Cow with head wound breaks man’s leg

David Briggs
RURAL PERILS: Petaluma resident Javier Rodriguez is unable to work after a cow, half-sedated and with a wound to the head, knocked him down and broke his leg on a Point Reyes Station ranch last week. The cow’s owner believes the animal had been shot.

Last Wednesday ended unlike most others at the Stanley Martinelli Ranch, just north of Point Reyes Station. As the ranch’s manager, Rodney Martinelli, tells it, a cow with a festering bullet wound to the head leapt a corral fence and led him and two friends on an hours-long chase that ended with the cow’s death, and one man’s broken leg. “Each cow we lose is tough,” said Mr. Martinelli, who manages 602 acres of his late father’s beef ranch. “You don’t want to lose them because someone shot them.”

Although Mr. Martinelli is certain the six-year-old cow had been grazed by close-range shotgun fire, Deputy Sheriff Jerod Kansanback, who responded to two separate 911 calls that day, is not. “At this point, we can’t validate it or un-validate it,” said Deputy Kansanback, who noted that neither powder nor pellets had been found. “But we’ve investigated it like any other case.” The night before, Mr. Martinelli noticed that the cow was bleeding badly from the right side of her face. He had brought her into a holding pen for a routine vaccine roundup with about 30 other cows, and it was too dark to see what exactly had happened. The next day, he got a closer look.

“I could see a hole clean through from the cheek to the eye socket,” Mr. Martinelli said. The hole was as wide as a quarter, and he immediately suspected a bullet.

He prodded the wound with his finger, which caused the cow to thrash around in the pen. It “went goofy,” Mr. Martinelli said, and its motions tore off a long slab of skin that was hanging loosely 

on her face.“It was about three inches, peeled off the skull,” he said.

Worried that the wound might become infected, Mr. Martinelli lured the 1,300-pound cow into a trailer and drove to the front of his property, where he locked it in the main corral and called Sonoma Marin Veterinary Service. When the vet arrived, Mr. Martinelli secured the cow to the corner of the corral by a nose tong.

After giving the cow a sedative, the vet removed the nose tongs to scrub its mangled face, Mr. Martinelli said. It was then the vet told him the wound was a week old.

“That cow was out there for a week, just bleeding,” he said. Minutes later, as the vet was treating its wounds, the cow woke up, and bounded over the corral’s barbed-wire fence. Mr. Martinelli hopped on a four-wheeler and chased it over a large swath of his pasture; still in half-sedated, the cow lumbered across several ranges, sometimes having to hop fences, for two hours before Mr. Martinelli called it quits.

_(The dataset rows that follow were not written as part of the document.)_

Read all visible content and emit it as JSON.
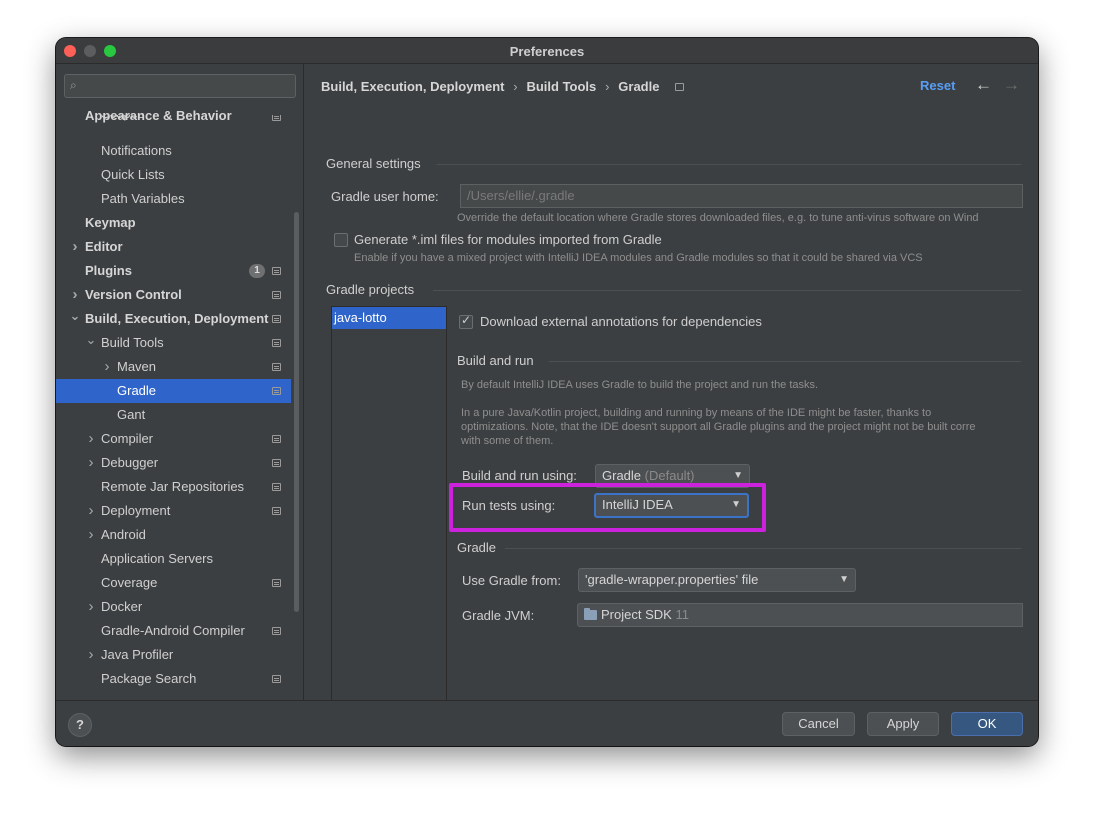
{
  "window": {
    "title": "Preferences"
  },
  "sidebar": {
    "search_placeholder": "",
    "items": [
      {
        "label": "Appearance & Behavior",
        "level": 0,
        "bold": true
      },
      {
        "label": "Scopes",
        "level": 1
      },
      {
        "label": "Notifications",
        "level": 1
      },
      {
        "label": "Quick Lists",
        "level": 1
      },
      {
        "label": "Path Variables",
        "level": 1
      },
      {
        "label": "Keymap",
        "level": 0,
        "bold": true
      },
      {
        "label": "Editor",
        "level": 0,
        "bold": true
      },
      {
        "label": "Plugins",
        "level": 0,
        "bold": true,
        "badge": "1"
      },
      {
        "label": "Version Control",
        "level": 0,
        "bold": true
      },
      {
        "label": "Build, Execution, Deployment",
        "level": 0,
        "bold": true
      },
      {
        "label": "Build Tools",
        "level": 1
      },
      {
        "label": "Maven",
        "level": 2
      },
      {
        "label": "Gradle",
        "level": 2,
        "selected": true
      },
      {
        "label": "Gant",
        "level": 2
      },
      {
        "label": "Compiler",
        "level": 1
      },
      {
        "label": "Debugger",
        "level": 1
      },
      {
        "label": "Remote Jar Repositories",
        "level": 1
      },
      {
        "label": "Deployment",
        "level": 1
      },
      {
        "label": "Android",
        "level": 1
      },
      {
        "label": "Application Servers",
        "level": 1
      },
      {
        "label": "Coverage",
        "level": 1
      },
      {
        "label": "Docker",
        "level": 1
      },
      {
        "label": "Gradle-Android Compiler",
        "level": 1
      },
      {
        "label": "Java Profiler",
        "level": 1
      },
      {
        "label": "Package Search",
        "level": 1
      }
    ]
  },
  "header": {
    "breadcrumb": [
      "Build, Execution, Deployment",
      "Build Tools",
      "Gradle"
    ],
    "reset_label": "Reset"
  },
  "general": {
    "title": "General settings",
    "user_home_label": "Gradle user home:",
    "user_home_value": "/Users/ellie/.gradle",
    "user_home_hint": "Override the default location where Gradle stores downloaded files, e.g. to tune anti-virus software on Wind",
    "iml_label": "Generate *.iml files for modules imported from Gradle",
    "iml_hint": "Enable if you have a mixed project with IntelliJ IDEA modules and Gradle modules so that it could be shared via VCS"
  },
  "projects": {
    "title": "Gradle projects",
    "items": [
      "java-lotto"
    ],
    "download_annotations_label": "Download external annotations for dependencies"
  },
  "build_run": {
    "title": "Build and run",
    "desc1": "By default IntelliJ IDEA uses Gradle to build the project and run the tasks.",
    "desc2": "In a pure Java/Kotlin project, building and running by means of the IDE might be faster, thanks to",
    "desc3": "optimizations. Note, that the IDE doesn't support all Gradle plugins and the project might not be built corre",
    "desc4": "with some of them.",
    "build_using_label": "Build and run using:",
    "build_using_value": "Gradle",
    "build_using_suffix": "(Default)",
    "run_tests_label": "Run tests using:",
    "run_tests_value": "IntelliJ IDEA"
  },
  "gradle": {
    "title": "Gradle",
    "use_from_label": "Use Gradle from:",
    "use_from_value": "'gradle-wrapper.properties' file",
    "jvm_label": "Gradle JVM:",
    "jvm_value": "Project SDK",
    "jvm_version": "11"
  },
  "footer": {
    "help_label": "?",
    "cancel_label": "Cancel",
    "apply_label": "Apply",
    "ok_label": "OK"
  },
  "colors": {
    "selection": "#2f65ca",
    "link": "#589df6",
    "highlight": "#cc22dd",
    "primary_button": "#365880"
  }
}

But two of Mr. Martinelli’s friends, who had been eating lunch in a stable, resumed the chase, and soon lassoed the cow on a hill just off the ranch’s main dirt road. One of the men, Javier Rodriguez, tried to tie the rope to a tree to restrain it, but it twisted around the tree, knocked him down and broke his leg. Exhausted from the chase and strangling on the lasso noose, the cow had a heart attack and died.“I told [my friends] to just let her go,” Mr. Martinelli said. “I told them she’d get tired and to just let her go, but they went after her.” 

Paramedics rushed Mr. Rodriguez to Petaluma Valley Hospital, where doctors set his leg and released him two days later. A construction worker from Petaluma, Mr. Rodriguez will be unable to work for months while his leg heals; meanwhile, he will have to find a way to support his three children, ages 2, 4 and 7, and his wife, Esperanza. “It’s going to be tough,” Mr. Rodriguez said. “I hope I can get help from whoever helps.”

Mr. Martinelli, too, is unsure how he will recoup his loss. A cow of that size and her calf, he said, has a market value of $3,500, and will eventually need to be replaced. (Luckily, the cow had given birth in August and her calf will be on the truck when the year’s beef ships out in the spring.)

When he does replace her, he will not be purchasing a similar breed. The cow was a Brahman-Angus cross from Oregon, the only of its breed out of 70 cows on Mr. Martinelli’s ranch, and he believes it was the shotgun spray to the face—combined with the Brahman blood—that turned it “goofy.”

“Brahmans are nuts,” he said. “That was the only Brahman cross here, and that’ll be the last.”

Although the cow endured multiple traumas that day, its official cause of death was a heart attack brought on by the sedative and subsequent chase, according to the deputy’s report. The vet’s office declined to comment on the case.

Sheriff’s deputies increased patrols around the area for a week, but found no other animals injured and turned up no suspicious people. With no further leads, the Sheriff’s Office will hand over its report to the Novato Humane Society.

“That was a bullet hole I saw,” said Mr. Martinelli. “She wasn’t goofy until someone shot her.”


You can donate to Mr. Rodriguez’s family through a Wells Fargo account for his wife, Esparanza M. Hurtado, #6309023718.